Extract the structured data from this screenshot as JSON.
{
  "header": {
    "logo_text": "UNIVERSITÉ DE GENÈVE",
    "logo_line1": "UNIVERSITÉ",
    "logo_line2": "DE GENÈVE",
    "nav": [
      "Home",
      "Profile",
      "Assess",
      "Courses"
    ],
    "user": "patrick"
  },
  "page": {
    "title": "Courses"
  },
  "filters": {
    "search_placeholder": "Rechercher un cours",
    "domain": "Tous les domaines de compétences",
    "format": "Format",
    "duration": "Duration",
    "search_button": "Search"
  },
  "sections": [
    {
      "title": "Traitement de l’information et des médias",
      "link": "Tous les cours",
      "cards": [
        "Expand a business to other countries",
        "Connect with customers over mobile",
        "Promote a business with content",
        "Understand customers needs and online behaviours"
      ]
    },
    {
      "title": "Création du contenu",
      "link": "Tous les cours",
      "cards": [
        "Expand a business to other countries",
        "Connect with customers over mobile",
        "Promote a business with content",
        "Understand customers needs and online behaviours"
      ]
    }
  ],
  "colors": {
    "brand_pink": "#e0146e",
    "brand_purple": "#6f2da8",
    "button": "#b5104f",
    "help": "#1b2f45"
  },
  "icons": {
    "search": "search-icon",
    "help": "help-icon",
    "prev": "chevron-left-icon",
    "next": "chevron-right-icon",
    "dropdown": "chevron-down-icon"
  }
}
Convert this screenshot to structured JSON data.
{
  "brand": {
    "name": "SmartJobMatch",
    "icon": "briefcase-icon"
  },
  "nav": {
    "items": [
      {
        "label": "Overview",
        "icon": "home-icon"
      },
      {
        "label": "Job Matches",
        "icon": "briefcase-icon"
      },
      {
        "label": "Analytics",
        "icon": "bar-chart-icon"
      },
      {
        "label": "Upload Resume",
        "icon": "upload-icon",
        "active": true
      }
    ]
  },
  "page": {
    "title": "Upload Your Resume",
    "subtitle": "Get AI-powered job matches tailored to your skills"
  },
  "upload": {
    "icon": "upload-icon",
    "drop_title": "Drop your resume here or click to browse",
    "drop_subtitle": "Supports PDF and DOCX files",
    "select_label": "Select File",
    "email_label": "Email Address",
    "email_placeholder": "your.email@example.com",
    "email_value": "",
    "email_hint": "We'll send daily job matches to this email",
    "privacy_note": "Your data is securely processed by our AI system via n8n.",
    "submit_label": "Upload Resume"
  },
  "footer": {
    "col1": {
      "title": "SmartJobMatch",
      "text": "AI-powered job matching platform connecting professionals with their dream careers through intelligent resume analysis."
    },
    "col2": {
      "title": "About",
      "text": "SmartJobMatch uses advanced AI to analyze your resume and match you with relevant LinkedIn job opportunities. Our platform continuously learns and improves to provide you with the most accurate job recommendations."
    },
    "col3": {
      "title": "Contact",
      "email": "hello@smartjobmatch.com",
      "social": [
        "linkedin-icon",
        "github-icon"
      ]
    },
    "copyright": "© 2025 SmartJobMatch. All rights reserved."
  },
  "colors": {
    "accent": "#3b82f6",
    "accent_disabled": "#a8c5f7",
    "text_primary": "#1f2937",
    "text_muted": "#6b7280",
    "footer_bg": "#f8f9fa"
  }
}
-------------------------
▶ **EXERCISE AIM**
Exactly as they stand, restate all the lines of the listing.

▶ **ANSWER SPACE**
Extract the structured data from this screenshot as JSON.
{
  "header": {
    "logo_text": "UNIVERSITÉ DE GENÈVE",
    "logo_line1": "UNIVERSITÉ",
    "logo_line2": "DE GENÈVE",
    "nav": [
      "Home",
      "Profile",
      "Assess",
      "Courses"
    ],
    "user": "patrick"
  },
  "page": {
    "title": "Courses"
  },
  "filters": {
    "search_placeholder": "Rechercher un cours",
    "domain": "Tous les domaines de compétences",
    "format": "Format",
    "duration": "Duration",
    "search_button": "Search"
  },
  "sections": [
    {
      "title": "Traitement de l’information et des médias",
      "link": "Tous les cours",
      "cards": [
        "Expand a business to other countries",
        "Connect with customers over mobile",
        "Promote a business with content",
        "Understand customers needs and online behaviours"
      ]
    },
    {
      "title": "Création du contenu",
      "link": "Tous les cours",
      "cards": [
        "Expand a business to other countries",
        "Connect with customers over mobile",
        "Promote a business with content",
        "Understand customers needs and online behaviours"
      ]
    }
  ],
  "colors": {
    "brand_pink": "#e0146e",
    "brand_purple": "#6f2da8",
    "button": "#b5104f",
    "help": "#1b2f45"
  },
  "icons": {
    "search": "search-icon",
    "help": "help-icon",
    "prev": "chevron-left-icon",
    "next": "chevron-right-icon",
    "dropdown": "chevron-down-icon"
  }
}
Convert this screenshot to structured JSON data.
{
  "brand": {
    "name": "SmartJobMatch",
    "icon": "briefcase-icon"
  },
  "nav": {
    "items": [
      {
        "label": "Overview",
        "icon": "home-icon"
      },
      {
        "label": "Job Matches",
        "icon": "briefcase-icon"
      },
      {
        "label": "Analytics",
        "icon": "bar-chart-icon"
      },
      {
        "label": "Upload Resume",
        "icon": "upload-icon",
        "active": true
      }
    ]
  },
  "page": {
    "title": "Upload Your Resume",
    "subtitle": "Get AI-powered job matches tailored to your skills"
  },
  "upload": {
    "icon": "upload-icon",
    "drop_title": "Drop your resume here or click to browse",
    "drop_subtitle": "Supports PDF and DOCX files",
    "select_label": "Select File",
    "email_label": "Email Address",
    "email_placeholder": "your.email@example.com",
    "email_value": "",
    "email_hint": "We'll send daily job matches to this email",
    "privacy_note": "Your data is securely processed by our AI system via n8n.",
    "submit_label": "Upload Resume"
  },
  "footer": {
    "col1": {
      "title": "SmartJobMatch",
      "text": "AI-powered job matching platform connecting professionals with their dream careers through intelligent resume analysis."
    },
    "col2": {
      "title": "About",
      "text": "SmartJobMatch uses advanced AI to analyze your resume and match you with relevant LinkedIn job opportunities. Our platform continuously learns and improves to provide you with the most accurate job recommendations."
    },
    "col3": {
      "title": "Contact",
      "email": "hello@smartjobmatch.com",
      "social": [
        "linkedin-icon",
        "github-icon"
      ]
    },
    "copyright": "© 2025 SmartJobMatch. All rights reserved."
  },
  "colors": {
    "accent": "#3b82f6",
    "accent_disabled": "#a8c5f7",
    "text_primary": "#1f2937",
    "text_muted": "#6b7280",
    "footer_bg": "#f8f9fa"
  }
}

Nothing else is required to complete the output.